According to Merriam-Webster, the word "spooky" is defined as, "relating to, resembling or suggesting spooks." A further break-down of "spook" gives way to the meaning, "ghost, specter" or "an undercover agent: spy." But the Dutch word describing apparitions, which first came into use around the 19th century, took on a more sinister meaning around World War II, when white American soldiers started referring to their Black counterparts as "spooks."

Originally, pilots of the Tuskegee Institute—derived of the first Black military aviators in the U.S. Army Air Corps—were called the "Spookwaffe"—a play on the German term "waffe," which means weapon or gun. When airmen returned from their posts with the nickname, white Americans caught wind of the name and began linking the term "spook" to blackness, thus resulting in the word transitioning into a racial slur and its derogatory use.

Author Sam Greenlee did attempt to revive the word's initial definition with his 1969 book The Spook Who Sat By the Door, which was later turned into a feature film in 1973. The plot follows the fictional story of the first Black CIA agent Lawrence Cook, and the reference of the word "spook" serves as a reference to the fact that he is a spy, although the term is also used in a racially offensive way by those who Lawrence encounters throughout the book and movie.

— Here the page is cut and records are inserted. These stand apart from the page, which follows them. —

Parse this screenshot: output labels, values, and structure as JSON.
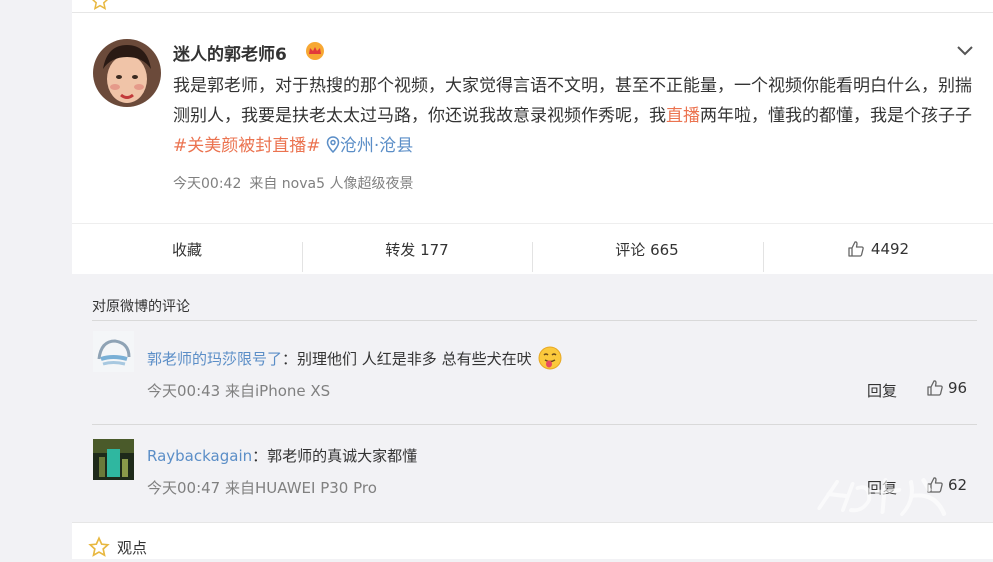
{
  "post": {
    "username": "迷人的郭老师6",
    "text_before_link": "我是郭老师，对于热搜的那个视频，大家觉得言语不文明，甚至不正能量，一个视频你能看明白什么，别揣测别人，我要是扶老太太过马路，你还说我故意录视频作秀呢，我",
    "link_live": "直播",
    "text_after_link": "两年啦，懂我的都懂，我是个孩子子",
    "hashtag": "#关美颜被封直播#",
    "location": "沧州·沧县",
    "time": "今天00:42",
    "source": "来自 nova5 人像超级夜景"
  },
  "actions": {
    "favorite": "收藏",
    "repost": "转发 177",
    "comment": "评论 665",
    "like_count": "4492"
  },
  "comments": {
    "title": "对原微博的评论",
    "items": [
      {
        "username": "郭老师的玛莎限号了",
        "separator": "：",
        "text": "别理他们 人红是非多 总有些犬在吠",
        "meta": "今天00:43 来自iPhone XS",
        "reply": "回复",
        "likes": "96"
      },
      {
        "username": "Raybackagain",
        "separator": "：",
        "text": "郭老师的真诚大家都懂",
        "meta": "今天00:47 来自HUAWEI P30 Pro",
        "reply": "回复",
        "likes": "62"
      }
    ]
  },
  "footer": {
    "label": "观点"
  },
  "icons": {
    "crown": "crown-icon",
    "chevron": "chevron-down-icon",
    "location": "location-pin-icon",
    "like": "thumbs-up-icon",
    "emoji": "tongue-emoji-icon",
    "star": "star-icon"
  },
  "colors": {
    "link": "#eb7350",
    "blue": "#5b8ec7",
    "meta": "#808080",
    "background": "#f2f2f5"
  }
}
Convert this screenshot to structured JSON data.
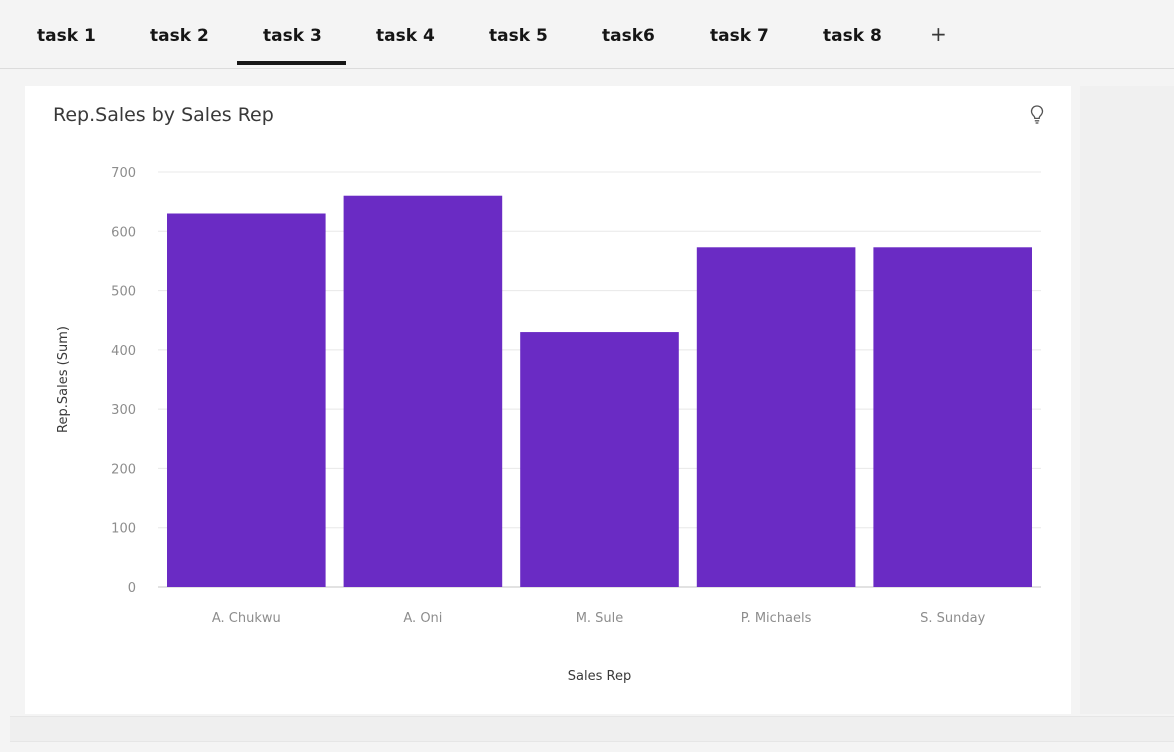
{
  "tabs": [
    {
      "label": "task 1",
      "active": false
    },
    {
      "label": "task 2",
      "active": false
    },
    {
      "label": "task 3",
      "active": true
    },
    {
      "label": "task 4",
      "active": false
    },
    {
      "label": "task 5",
      "active": false
    },
    {
      "label": "task6",
      "active": false
    },
    {
      "label": "task 7",
      "active": false
    },
    {
      "label": "task 8",
      "active": false
    }
  ],
  "add_tab_label": "+",
  "icons": {
    "add": "plus-icon",
    "insight": "lightbulb-icon"
  },
  "colors": {
    "bar": "#6a2bc4",
    "text": "#161616",
    "grid": "#e8e8e8",
    "axis_text": "#8d8d8d"
  },
  "chart_data": {
    "type": "bar",
    "title": "Rep.Sales by Sales Rep",
    "xlabel": "Sales Rep",
    "ylabel": "Rep.Sales (Sum)",
    "categories": [
      "A. Chukwu",
      "A. Oni",
      "M. Sule",
      "P. Michaels",
      "S. Sunday"
    ],
    "values": [
      630,
      660,
      430,
      573,
      573
    ],
    "ylim": [
      0,
      700
    ],
    "yticks": [
      0,
      100,
      200,
      300,
      400,
      500,
      600,
      700
    ],
    "grid": true
  }
}
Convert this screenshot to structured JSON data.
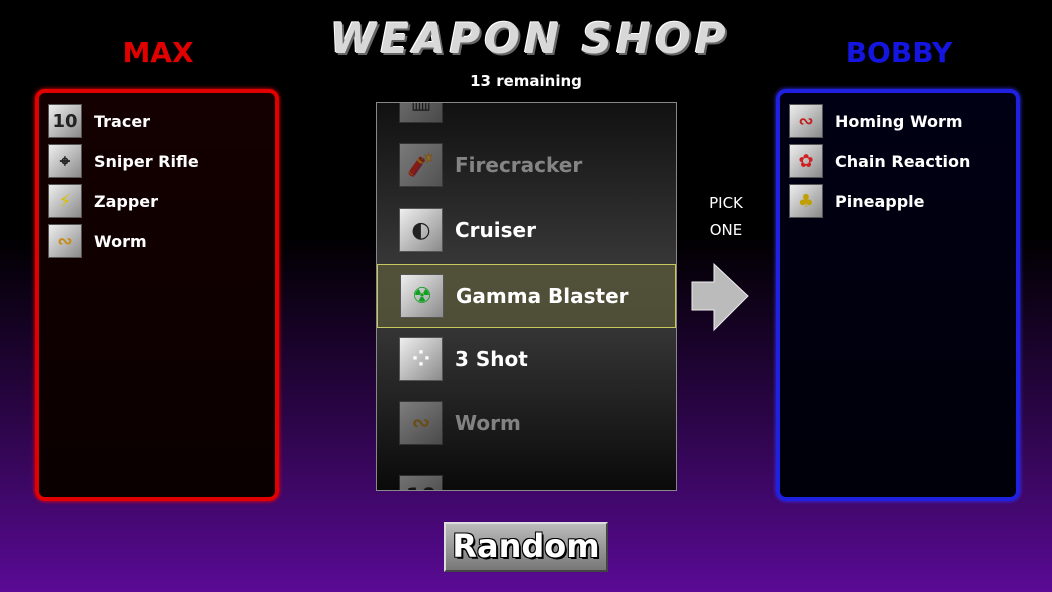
{
  "title": "WEAPON SHOP",
  "remaining": "13 remaining",
  "player1": {
    "name": "MAX",
    "color": "#e00000",
    "weapons": [
      {
        "label": "Tracer",
        "icon": "10"
      },
      {
        "label": "Sniper Rifle",
        "icon": "⌖"
      },
      {
        "label": "Zapper",
        "icon": "⚡"
      },
      {
        "label": "Worm",
        "icon": "∾"
      }
    ]
  },
  "player2": {
    "name": "BOBBY",
    "color": "#1010e0",
    "weapons": [
      {
        "label": "Homing Worm",
        "icon": "∾"
      },
      {
        "label": "Chain Reaction",
        "icon": "✿"
      },
      {
        "label": "Pineapple",
        "icon": "♣"
      }
    ]
  },
  "shop": {
    "items": [
      {
        "label": "",
        "icon": "▥"
      },
      {
        "label": "Firecracker",
        "icon": "🧨"
      },
      {
        "label": "Cruiser",
        "icon": "◐"
      },
      {
        "label": "Gamma Blaster",
        "icon": "☢"
      },
      {
        "label": "3 Shot",
        "icon": "⁘"
      },
      {
        "label": "Worm",
        "icon": "∾"
      },
      {
        "label": "",
        "icon": "10"
      }
    ]
  },
  "pick_label": {
    "line1": "PICK",
    "line2": "ONE"
  },
  "random_button": "Random"
}
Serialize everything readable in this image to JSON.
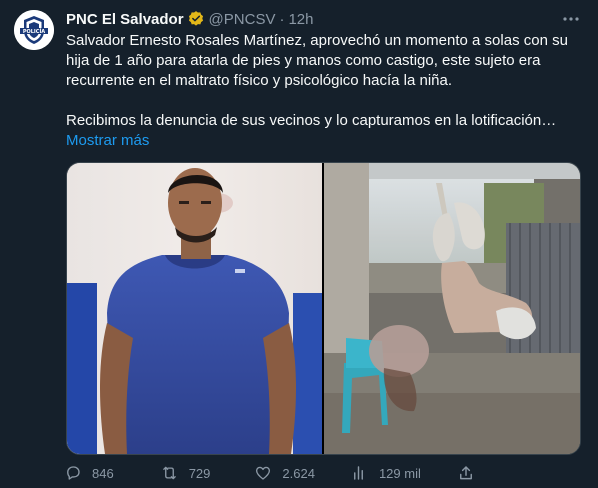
{
  "account": {
    "display_name": "PNC El Salvador",
    "handle": "@PNCSV",
    "separator": "·",
    "time": "12h",
    "avatar_text": "POLICÍA"
  },
  "tweet": {
    "paragraph1": "Salvador Ernesto Rosales Martínez, aprovechó un momento a solas con su hija de 1 año para atarla de pies y manos como castigo, este sujeto era recurrente en el maltrato físico y psicológico hacía la niña.",
    "paragraph2": "Recibimos la denuncia de sus vecinos y lo capturamos en la lotificación…",
    "show_more": "Mostrar más"
  },
  "actions": {
    "replies": "846",
    "retweets": "729",
    "likes": "2.624",
    "views": "129 mil"
  },
  "icons": {
    "verified": "verified-badge-icon",
    "more": "more-options-icon",
    "reply": "reply-icon",
    "retweet": "retweet-icon",
    "like": "heart-icon",
    "views": "views-chart-icon",
    "share": "share-icon"
  },
  "colors": {
    "background": "#15202b",
    "text": "#f7f9f9",
    "secondary": "#8b98a5",
    "accent": "#1d9bf0",
    "border": "#38444d"
  }
}
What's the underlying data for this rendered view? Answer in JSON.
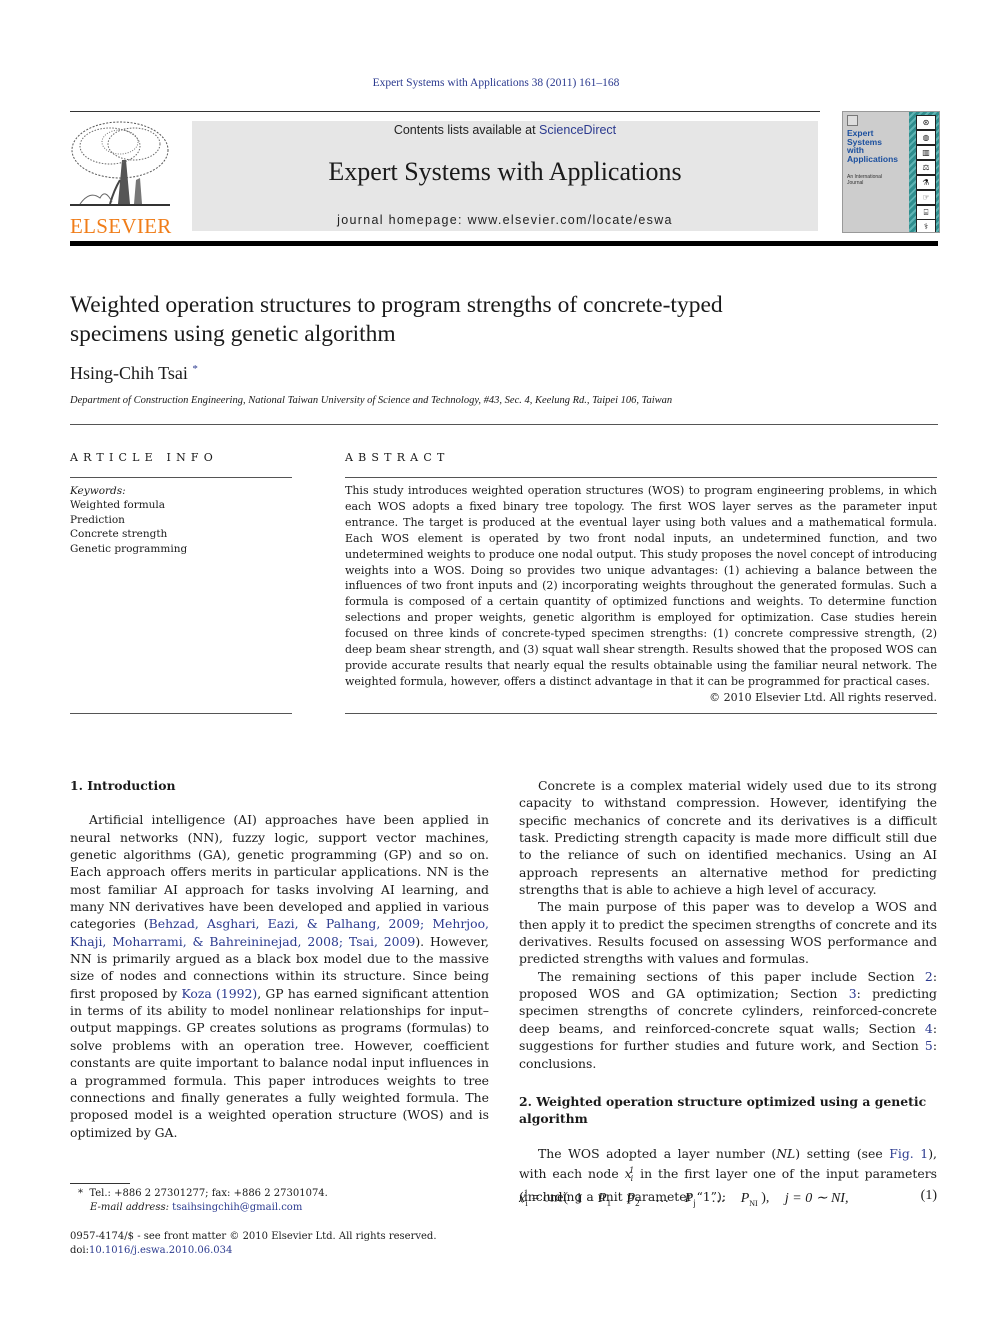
{
  "header": {
    "running_head": "Expert Systems with Applications 38 (2011) 161–168",
    "publisher_logo_text": "ELSEVIER",
    "contents_prefix": "Contents lists available at ",
    "contents_link": "ScienceDirect",
    "journal_title": "Expert Systems with Applications",
    "homepage": "journal homepage: www.elsevier.com/locate/eswa",
    "cover": {
      "title_lines": [
        "Expert",
        "Systems",
        "with",
        "Applications"
      ],
      "subtitle_lines": [
        "An International",
        "Journal"
      ],
      "strip_color": "#2f8d8d",
      "title_color": "#1b4f9e"
    },
    "brand_color": "#f07d19",
    "link_color": "#2b3a8f"
  },
  "article": {
    "title_line1": "Weighted operation structures to program strengths of concrete-typed",
    "title_line2": "specimens using genetic algorithm",
    "author": "Hsing-Chih Tsai",
    "author_mark": "*",
    "affiliation": "Department of Construction Engineering, National Taiwan University of Science and Technology, #43, Sec. 4, Keelung Rd., Taipei 106, Taiwan"
  },
  "article_info": {
    "heading": "ARTICLE INFO",
    "keywords_label": "Keywords:",
    "keywords": [
      "Weighted formula",
      "Prediction",
      "Concrete strength",
      "Genetic programming"
    ]
  },
  "abstract": {
    "heading": "ABSTRACT",
    "text": "This study introduces weighted operation structures (WOS) to program engineering problems, in which each WOS adopts a fixed binary tree topology. The first WOS layer serves as the parameter input entrance. The target is produced at the eventual layer using both values and a mathematical formula. Each WOS element is operated by two front nodal inputs, an undetermined function, and two undetermined weights to produce one nodal output. This study proposes the novel concept of introducing weights into a WOS. Doing so provides two unique advantages: (1) achieving a balance between the influences of two front inputs and (2) incorporating weights throughout the generated formulas. Such a formula is composed of a certain quantity of optimized functions and weights. To determine function selections and proper weights, genetic algorithm is employed for optimization. Case studies herein focused on three kinds of concrete-typed specimen strengths: (1) concrete compressive strength, (2) deep beam shear strength, and (3) squat wall shear strength. Results showed that the proposed WOS can provide accurate results that nearly equal the results obtainable using the familiar neural network. The weighted formula, however, offers a distinct advantage in that it can be programmed for practical cases.",
    "copyright": "© 2010 Elsevier Ltd. All rights reserved."
  },
  "body": {
    "section1_heading": "1. Introduction",
    "intro_p1_before": "Artificial intelligence (AI) approaches have been applied in neural networks (NN), fuzzy logic, support vector machines, genetic algorithms (GA), genetic programming (GP) and so on. Each approach offers merits in particular applications. NN is the most familiar AI approach for tasks involving AI learning, and many NN derivatives have been developed and applied in various categories (",
    "intro_p1_cite1": "Behzad, Asghari, Eazi, & Palhang, 2009; Mehrjoo, Khaji, Moharrami, & Bahreininejad, 2008; Tsai, 2009",
    "intro_p1_mid": "). However, NN is primarily argued as a black box model due to the massive size of nodes and connections within its structure. Since being first proposed by ",
    "intro_p1_cite2": "Koza (1992)",
    "intro_p1_after": ", GP has earned significant attention in terms of its ability to model nonlinear relationships for input–output mappings. GP creates solutions as programs (formulas) to solve problems with an operation tree. However, coefficient constants are quite important to balance nodal input influences in a programmed formula. This paper introduces weights to tree connections and finally generates a fully weighted formula. The proposed model is a weighted operation structure (WOS) and is optimized by GA.",
    "right_p1": "Concrete is a complex material widely used due to its strong capacity to withstand compression. However, identifying the specific mechanics of concrete and its derivatives is a difficult task. Predicting strength capacity is made more difficult still due to the reliance of such on identified mechanics. Using an AI approach represents an alternative method for predicting strengths that is able to achieve a high level of accuracy.",
    "right_p2": "The main purpose of this paper was to develop a WOS and then apply it to predict the specimen strengths of concrete and its derivatives. Results focused on assessing WOS performance and predicted strengths with values and formulas.",
    "right_p3_a": "The remaining sections of this paper include Section ",
    "right_p3_s2": "2",
    "right_p3_b": ": proposed WOS and GA optimization; Section ",
    "right_p3_s3": "3",
    "right_p3_c": ": predicting specimen strengths of concrete cylinders, reinforced-concrete deep beams, and reinforced-concrete squat walls; Section ",
    "right_p3_s4": "4",
    "right_p3_d": ": suggestions for further studies and future work, and Section ",
    "right_p3_s5": "5",
    "right_p3_e": ": conclusions.",
    "section2_heading": "2. Weighted operation structure optimized using a genetic algorithm",
    "sec2_p1_a": "The WOS adopted a layer number (",
    "sec2_p1_nl": "NL",
    "sec2_p1_b": ") setting (see ",
    "sec2_p1_fig": "Fig. 1",
    "sec2_p1_c": "), with each node ",
    "sec2_p1_d": " in the first layer one of the input parameters (including a unit parameter “1”):",
    "equation": {
      "lhs": "x",
      "lhs_sub": "i",
      "lhs_sup": "1",
      "func": "= one(",
      "terms": [
        "1",
        "P",
        "P",
        "…",
        "P",
        "…",
        "P"
      ],
      "term_subs": [
        "",
        "1",
        "2",
        "",
        "j",
        "",
        "NI"
      ],
      "close": "),",
      "range": "j = 0 ∼ NI,",
      "number": "(1)"
    }
  },
  "footnotes": {
    "contact": "Tel.: +886 2 27301277; fax: +886 2 27301074.",
    "email_label": "E-mail address:",
    "email": "tsaihsingchih@gmail.com",
    "issn_line": "0957-4174/$ - see front matter © 2010 Elsevier Ltd. All rights reserved.",
    "doi_label": "doi:",
    "doi": "10.1016/j.eswa.2010.06.034"
  }
}
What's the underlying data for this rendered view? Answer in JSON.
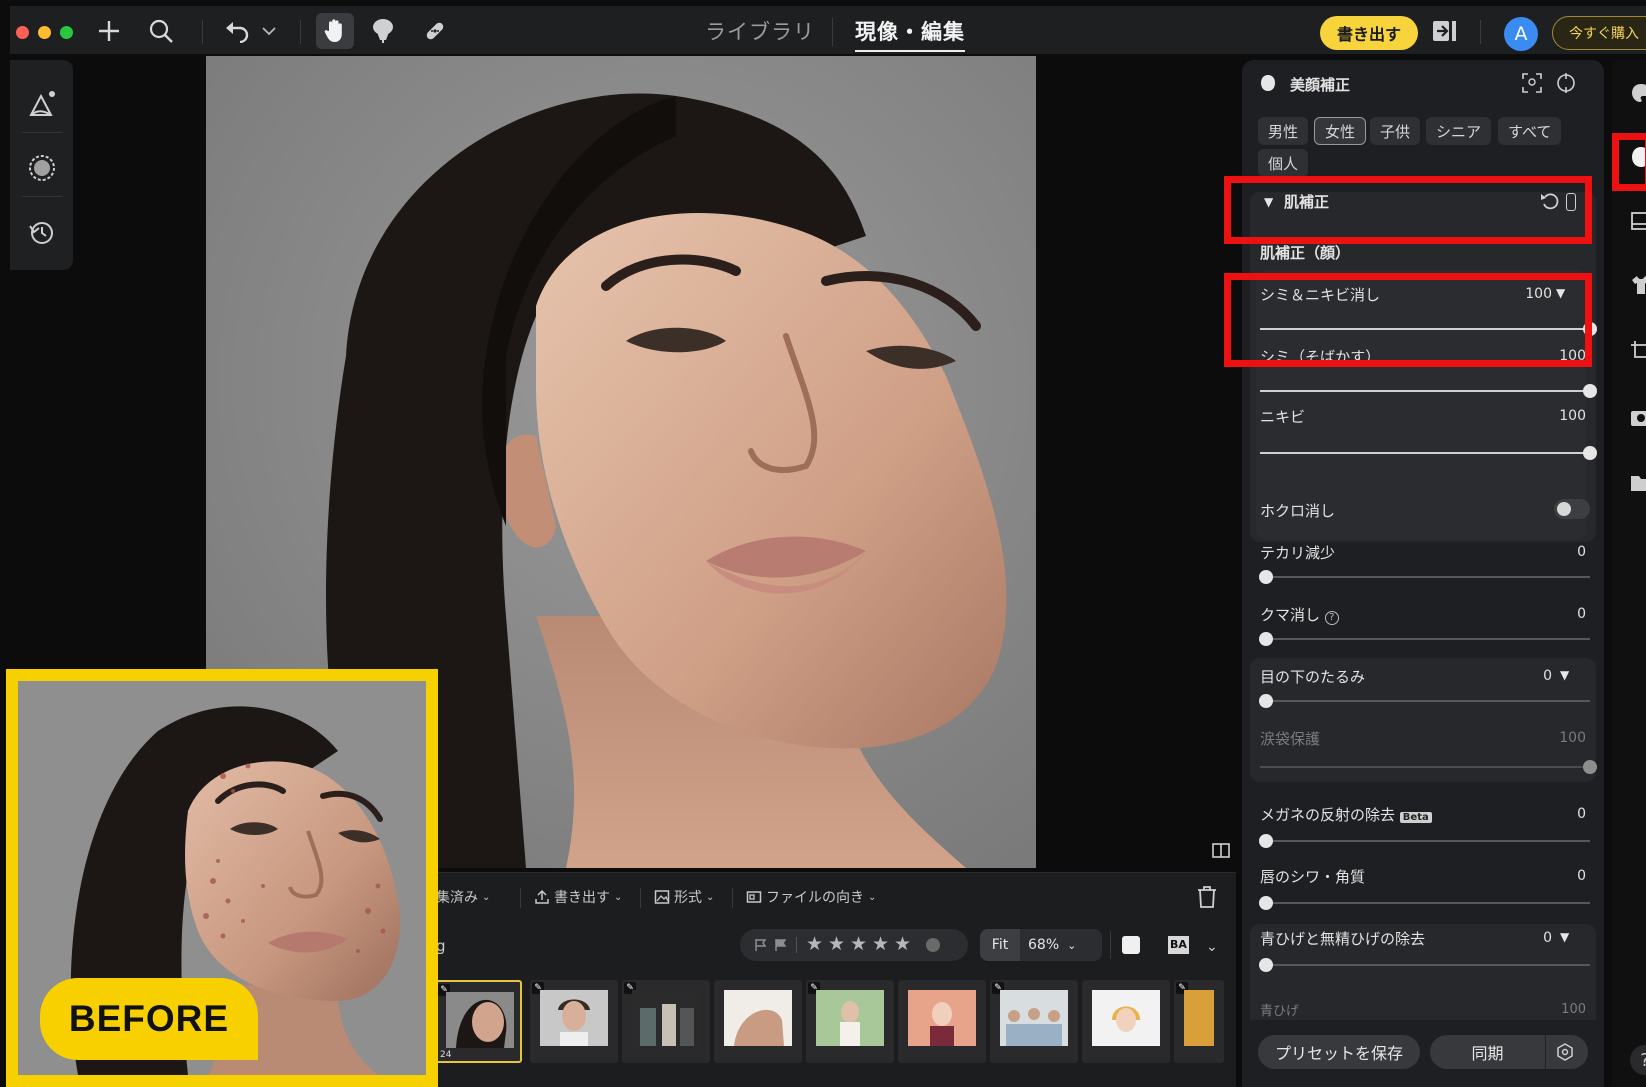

Over the years, people have increasingly used the word to describe moments of feeling frightened. However, there have been times when organizations and individuals have come under fire for using the word.

The Meaning of 'Spooky'
Halloween items for sale at a home improvement retailer store in Alhambra, California on September 9, 2020. FREDERIC J. BROWN/AFP via Getty Images

Back in 2018, an elementary school in North Carolina came under fire when a student came home with new vocabulary words to memorize—"spook" and "gook," the latter of which is an offensive term to people of East and Southeast Asian descent. That same year, the Houston Museum of Natural Science had to issue an apology to its members after a mass email was sent with the subject line: "Party With Spooks."

Even Target has faced backlash for using the word. The retailer was forced to remove a toy dubbed "Spook Drop Parachuters" from its shelves and inventory after people complained of its racist meaning in 2010.